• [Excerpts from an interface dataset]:
= Beginning of Section =

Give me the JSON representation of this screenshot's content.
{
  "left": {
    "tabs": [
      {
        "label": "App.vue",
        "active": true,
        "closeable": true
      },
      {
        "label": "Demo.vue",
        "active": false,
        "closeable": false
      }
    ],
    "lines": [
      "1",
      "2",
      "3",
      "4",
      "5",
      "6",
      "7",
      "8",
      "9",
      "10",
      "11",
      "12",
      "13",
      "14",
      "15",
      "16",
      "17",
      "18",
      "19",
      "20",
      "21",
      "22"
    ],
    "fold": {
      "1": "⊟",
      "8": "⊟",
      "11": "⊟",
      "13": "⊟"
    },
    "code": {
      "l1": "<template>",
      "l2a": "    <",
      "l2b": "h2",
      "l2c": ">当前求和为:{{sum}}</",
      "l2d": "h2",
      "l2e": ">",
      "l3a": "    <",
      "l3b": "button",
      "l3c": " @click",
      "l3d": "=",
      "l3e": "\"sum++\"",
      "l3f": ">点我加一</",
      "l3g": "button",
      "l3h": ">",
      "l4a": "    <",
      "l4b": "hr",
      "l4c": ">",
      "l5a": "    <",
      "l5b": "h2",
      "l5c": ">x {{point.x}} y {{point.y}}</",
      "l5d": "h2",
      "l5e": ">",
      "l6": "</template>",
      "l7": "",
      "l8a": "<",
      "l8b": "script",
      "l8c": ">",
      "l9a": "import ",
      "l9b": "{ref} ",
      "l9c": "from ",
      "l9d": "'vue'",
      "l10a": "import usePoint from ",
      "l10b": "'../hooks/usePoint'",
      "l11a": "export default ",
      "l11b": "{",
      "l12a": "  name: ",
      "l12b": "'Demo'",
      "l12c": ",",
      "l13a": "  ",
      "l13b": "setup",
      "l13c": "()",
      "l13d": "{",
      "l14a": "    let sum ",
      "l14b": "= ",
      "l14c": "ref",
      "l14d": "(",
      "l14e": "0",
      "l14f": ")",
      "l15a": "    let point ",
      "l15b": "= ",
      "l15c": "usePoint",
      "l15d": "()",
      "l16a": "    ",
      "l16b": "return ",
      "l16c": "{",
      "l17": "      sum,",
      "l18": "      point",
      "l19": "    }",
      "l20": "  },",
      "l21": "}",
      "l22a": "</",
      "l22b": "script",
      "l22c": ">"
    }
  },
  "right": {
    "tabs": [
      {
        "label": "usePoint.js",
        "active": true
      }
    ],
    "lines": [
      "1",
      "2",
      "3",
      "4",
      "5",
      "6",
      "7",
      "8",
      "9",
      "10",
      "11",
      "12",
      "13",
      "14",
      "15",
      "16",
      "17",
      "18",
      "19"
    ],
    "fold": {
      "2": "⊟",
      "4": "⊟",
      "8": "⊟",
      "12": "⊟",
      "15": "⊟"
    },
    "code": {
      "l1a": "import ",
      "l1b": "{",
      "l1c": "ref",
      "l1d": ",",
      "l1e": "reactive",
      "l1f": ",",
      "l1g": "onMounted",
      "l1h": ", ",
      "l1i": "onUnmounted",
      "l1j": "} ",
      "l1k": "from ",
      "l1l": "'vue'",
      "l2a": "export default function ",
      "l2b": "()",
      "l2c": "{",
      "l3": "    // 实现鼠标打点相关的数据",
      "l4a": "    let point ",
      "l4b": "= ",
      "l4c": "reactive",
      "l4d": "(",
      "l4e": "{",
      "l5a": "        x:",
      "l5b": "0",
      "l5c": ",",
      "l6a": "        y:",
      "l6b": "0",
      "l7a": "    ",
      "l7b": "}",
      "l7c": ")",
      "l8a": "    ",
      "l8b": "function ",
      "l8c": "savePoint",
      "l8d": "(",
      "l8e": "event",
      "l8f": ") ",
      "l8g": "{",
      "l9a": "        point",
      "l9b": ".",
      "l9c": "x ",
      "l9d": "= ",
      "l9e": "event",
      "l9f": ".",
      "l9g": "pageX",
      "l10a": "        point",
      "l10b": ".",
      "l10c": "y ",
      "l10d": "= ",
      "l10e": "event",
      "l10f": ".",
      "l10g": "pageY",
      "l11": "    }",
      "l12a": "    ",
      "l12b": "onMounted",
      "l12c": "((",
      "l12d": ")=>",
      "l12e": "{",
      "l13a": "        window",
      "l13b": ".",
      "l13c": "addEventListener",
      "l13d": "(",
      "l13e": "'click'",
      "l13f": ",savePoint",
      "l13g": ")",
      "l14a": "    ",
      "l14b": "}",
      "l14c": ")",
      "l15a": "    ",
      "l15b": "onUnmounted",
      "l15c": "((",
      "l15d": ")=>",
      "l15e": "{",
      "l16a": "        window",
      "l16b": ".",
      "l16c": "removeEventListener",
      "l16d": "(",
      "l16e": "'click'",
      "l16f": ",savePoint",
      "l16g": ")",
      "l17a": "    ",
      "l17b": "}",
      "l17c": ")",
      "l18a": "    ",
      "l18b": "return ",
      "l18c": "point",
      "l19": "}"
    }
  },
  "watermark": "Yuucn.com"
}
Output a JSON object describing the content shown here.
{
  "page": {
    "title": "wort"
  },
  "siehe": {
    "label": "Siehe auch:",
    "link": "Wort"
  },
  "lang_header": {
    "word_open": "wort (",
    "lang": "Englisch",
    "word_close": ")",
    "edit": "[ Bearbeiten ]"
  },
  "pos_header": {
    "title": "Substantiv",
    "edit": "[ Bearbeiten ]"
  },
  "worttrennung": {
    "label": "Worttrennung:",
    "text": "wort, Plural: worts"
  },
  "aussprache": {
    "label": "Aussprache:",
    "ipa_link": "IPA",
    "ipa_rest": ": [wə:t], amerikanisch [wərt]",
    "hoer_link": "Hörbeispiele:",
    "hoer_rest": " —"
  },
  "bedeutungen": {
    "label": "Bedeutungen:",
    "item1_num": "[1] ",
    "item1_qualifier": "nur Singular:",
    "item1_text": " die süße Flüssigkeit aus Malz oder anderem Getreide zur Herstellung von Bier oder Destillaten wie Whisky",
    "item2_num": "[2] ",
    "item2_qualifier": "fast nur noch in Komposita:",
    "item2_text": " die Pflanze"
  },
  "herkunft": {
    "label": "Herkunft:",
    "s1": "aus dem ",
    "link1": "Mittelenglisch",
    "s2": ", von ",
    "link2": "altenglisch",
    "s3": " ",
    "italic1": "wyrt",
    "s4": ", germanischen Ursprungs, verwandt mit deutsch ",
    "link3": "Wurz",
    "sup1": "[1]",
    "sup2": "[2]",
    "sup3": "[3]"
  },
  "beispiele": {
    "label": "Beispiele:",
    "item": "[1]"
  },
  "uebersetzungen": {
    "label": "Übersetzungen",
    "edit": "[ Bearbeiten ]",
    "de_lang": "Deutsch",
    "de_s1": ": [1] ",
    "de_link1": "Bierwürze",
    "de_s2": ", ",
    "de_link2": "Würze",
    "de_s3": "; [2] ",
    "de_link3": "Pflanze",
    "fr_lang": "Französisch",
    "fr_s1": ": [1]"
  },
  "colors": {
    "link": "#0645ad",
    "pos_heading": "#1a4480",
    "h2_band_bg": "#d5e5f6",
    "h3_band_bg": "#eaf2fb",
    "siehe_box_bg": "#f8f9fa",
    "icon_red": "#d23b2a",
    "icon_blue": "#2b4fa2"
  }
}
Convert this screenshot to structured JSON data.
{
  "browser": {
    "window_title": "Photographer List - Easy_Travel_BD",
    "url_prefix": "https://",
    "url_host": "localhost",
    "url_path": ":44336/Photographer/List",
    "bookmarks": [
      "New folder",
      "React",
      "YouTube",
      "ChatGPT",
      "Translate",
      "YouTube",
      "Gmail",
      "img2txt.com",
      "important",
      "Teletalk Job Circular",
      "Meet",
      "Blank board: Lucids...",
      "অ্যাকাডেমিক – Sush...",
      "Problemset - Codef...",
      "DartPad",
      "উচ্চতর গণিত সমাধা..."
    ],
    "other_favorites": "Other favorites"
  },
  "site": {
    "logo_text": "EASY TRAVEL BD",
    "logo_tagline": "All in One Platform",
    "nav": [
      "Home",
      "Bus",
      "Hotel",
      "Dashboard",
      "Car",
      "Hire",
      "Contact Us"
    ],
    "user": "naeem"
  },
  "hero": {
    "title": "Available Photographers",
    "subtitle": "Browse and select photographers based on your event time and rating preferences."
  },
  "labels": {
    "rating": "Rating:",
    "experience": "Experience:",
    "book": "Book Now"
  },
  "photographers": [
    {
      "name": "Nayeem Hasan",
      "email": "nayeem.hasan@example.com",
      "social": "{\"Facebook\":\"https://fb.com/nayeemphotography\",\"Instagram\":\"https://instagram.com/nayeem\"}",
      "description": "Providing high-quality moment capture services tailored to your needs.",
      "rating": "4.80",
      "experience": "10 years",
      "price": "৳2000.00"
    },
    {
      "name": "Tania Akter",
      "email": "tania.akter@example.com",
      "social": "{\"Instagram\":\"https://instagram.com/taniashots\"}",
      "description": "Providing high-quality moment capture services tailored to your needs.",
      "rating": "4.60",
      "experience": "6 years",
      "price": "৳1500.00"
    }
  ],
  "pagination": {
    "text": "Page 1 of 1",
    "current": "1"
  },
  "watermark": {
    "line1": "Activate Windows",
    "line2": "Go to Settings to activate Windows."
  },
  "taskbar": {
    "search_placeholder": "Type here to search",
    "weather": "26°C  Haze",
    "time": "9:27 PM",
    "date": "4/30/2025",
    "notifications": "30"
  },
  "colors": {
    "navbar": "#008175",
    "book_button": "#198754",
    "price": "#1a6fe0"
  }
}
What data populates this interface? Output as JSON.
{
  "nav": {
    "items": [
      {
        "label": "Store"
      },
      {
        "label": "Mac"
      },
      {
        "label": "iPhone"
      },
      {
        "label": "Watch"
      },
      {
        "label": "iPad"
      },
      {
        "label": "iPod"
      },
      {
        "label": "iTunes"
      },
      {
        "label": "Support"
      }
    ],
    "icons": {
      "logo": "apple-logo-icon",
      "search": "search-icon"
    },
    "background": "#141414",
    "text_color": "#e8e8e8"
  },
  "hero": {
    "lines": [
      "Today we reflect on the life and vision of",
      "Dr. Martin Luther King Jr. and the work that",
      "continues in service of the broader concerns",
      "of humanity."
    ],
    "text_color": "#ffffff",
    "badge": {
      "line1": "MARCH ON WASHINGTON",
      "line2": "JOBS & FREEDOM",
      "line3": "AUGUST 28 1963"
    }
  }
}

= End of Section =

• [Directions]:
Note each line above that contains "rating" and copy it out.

• [Task solution]:
    "subtitle": "Browse and select photographers based on your event time and rating preferences."
    "rating": "Rating:",
      "rating": "4.80",
      "rating": "4.60",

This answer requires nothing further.